During the one-day culminating event, the Utah Air National Guard was the lead wing for approximately 200 service members. The team consisted of personnel from the Utah Army National Guard, the 388th Fighter Wing, 419th Fighter Wing, The Air National Guard Air Force Reserve Command Test Center (AATC), the Naval Aviation Warfighting Development Center (NAWDC), and Dugway Proving Ground.

The exercise began with an idea from members of the Utah Air National Guard working with the AATC to push boundaries and experiment with the idea of creating a mobile command and control platform. Their concept came into existence with collaboration between the 109th Air Control Squadron (ACS) and the 19th Special Forces Group, Utah National Guard.

"We made a phone call to the 19th Special Forces Group (SFG) and asked if they would be able to support our idea of constructing a mobile [command and control] unit," said Capt. Christopher Gerdes, chief of weapons and tactics, assigned to the 109th Air Control Squadron. "They were supportive and allowed us to borrow two Polaris MRZR razors."

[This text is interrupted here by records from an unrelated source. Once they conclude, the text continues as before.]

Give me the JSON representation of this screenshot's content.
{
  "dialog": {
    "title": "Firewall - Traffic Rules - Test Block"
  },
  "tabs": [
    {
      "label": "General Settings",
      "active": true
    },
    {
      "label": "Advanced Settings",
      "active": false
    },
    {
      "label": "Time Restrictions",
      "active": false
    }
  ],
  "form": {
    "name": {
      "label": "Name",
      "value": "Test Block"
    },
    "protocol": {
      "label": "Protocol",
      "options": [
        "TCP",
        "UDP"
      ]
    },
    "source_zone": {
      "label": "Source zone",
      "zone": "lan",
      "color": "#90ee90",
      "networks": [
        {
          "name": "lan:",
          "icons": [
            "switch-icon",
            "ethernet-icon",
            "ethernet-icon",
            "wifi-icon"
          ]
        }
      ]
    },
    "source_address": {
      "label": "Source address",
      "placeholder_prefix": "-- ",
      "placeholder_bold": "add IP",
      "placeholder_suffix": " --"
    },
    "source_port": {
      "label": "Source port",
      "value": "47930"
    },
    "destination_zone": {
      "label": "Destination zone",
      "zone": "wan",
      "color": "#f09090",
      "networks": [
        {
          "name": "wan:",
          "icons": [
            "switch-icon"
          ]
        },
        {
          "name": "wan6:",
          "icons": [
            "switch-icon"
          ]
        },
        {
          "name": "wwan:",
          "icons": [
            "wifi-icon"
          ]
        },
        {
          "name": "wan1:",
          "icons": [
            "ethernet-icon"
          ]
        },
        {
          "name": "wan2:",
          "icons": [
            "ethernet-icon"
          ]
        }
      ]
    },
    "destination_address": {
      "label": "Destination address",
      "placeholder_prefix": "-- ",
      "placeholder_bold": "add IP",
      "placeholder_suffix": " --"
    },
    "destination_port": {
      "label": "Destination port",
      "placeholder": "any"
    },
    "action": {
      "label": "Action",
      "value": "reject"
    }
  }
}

Gerdes added that by partnering with the Army, they could save the Air Force nearly $800 thousand and repurpose old assets to continue modernizing our forces. The razors were configured with capabilities to utilize radar data and other communications to operate as the first Utah Air Guard Mobile Integrated Command and Control unit in an austere environment. In addition the razors were also configured with defensive systems.

One of the unique challenges of the exercise was to use organic airlift. The 109th and 19th SFG worked closely with the 151st Logistic Readiness Squadron (LRS) to configure a load plan for two razors on a KC-135 for the first time in Air Force history and fly them out to Dugway Proving Ground.

"The KC-135 is not often considered as a platform to transport rolling equipment required for this mission set, mainly due to the side door loading capabilities and restrictions of the jet," said Master Sgt. Chris Cook, LRS operations noncommissioned officer in charge. "At the time, our computer systems were telling us that there was no way to configure the aircraft; however, we were able to do something we didn't think was possible."

Once the razors were offloaded, the joint team of soldiers and airmen deployed on the razors into the remote west desert of Utah to test the capabilities of the mobile command and control platform. While continuously relocating throughout the desert, the joint teams successfully communicated with and called in targets for multiple manned and unmanned aircraft.

The exercise also provided an opportunity for cross-platform familiarization training for fuels, aircraft maintenance, and crew chiefs who were able to gain firsthand experience with multiple platforms they typically would not get at their home stations to include F-35, F-18, F-16, KC-135, AH-64 and UH-60.

According to Technical Sgt. Taylor Sermon, crew chief 151st MXG, The familiarization training received on different aircraft will enhance Airmen’s capability outside of their core specialty. "Having the opportunity to have cross-talk with other branches, such as the Navy, was a gratifying experience," said Sermon. "As excited as we were to talk about our jet, we were also eager to learn about theirs. We could tell it was a mutual experience."

Another exercise objective involved Airmen from the 151st LRS fuels shop. They were challenged to defuel the KC-135 into an Army Heavy Expanded Mobility Tactical Truck (HEMTT) and an Air Force R-11. This defueling process provided the ability to offload fuel from a KC-135 into multiple fueling platforms, making this fuel available to other aircraft and vehicles to accomplish the mission.

Master Sgt. Jesse Venable, fuels operation section chief, stated. “During defueling operations our Airmen received hands-on training from Army fuels personnel on how to set up the HEMTT for defueling into the fuel truck”.

Additionally, Airmen from the 151st Mission Support Group (MSG) were able to sharpen their skills defending the flight line, providing first aid and delivering meals to all involved in the exercise.

“This exercise allowed our Airmen to train and validate the new innovative ways of accomplishing and implementing processes while learning tasks that may be outside their assigned career field,” said Christina Lock, commander 151st MSG. “Being able to train for real- world scenarios while also empowering our Airman to become multi-capable is the best way to support the Agile Combat Employment concept.”

Exercise Thanos came together with an extremely compressed timeline, 35 days from concept to execution. This would not have been possible without the support and agility of our participating partners. The exercise demonstrated the ability to bypass bureaucracy and be flexible across all branches

"This event exceeded our expectations," said Boyack. “These airmen and soldiers have pushed their comfort zones, taken intelligent risks, created and proved several new concepts. I look forward to seeing what else we will accomplish by leveraging our new joint relationships we developed during the exercise.”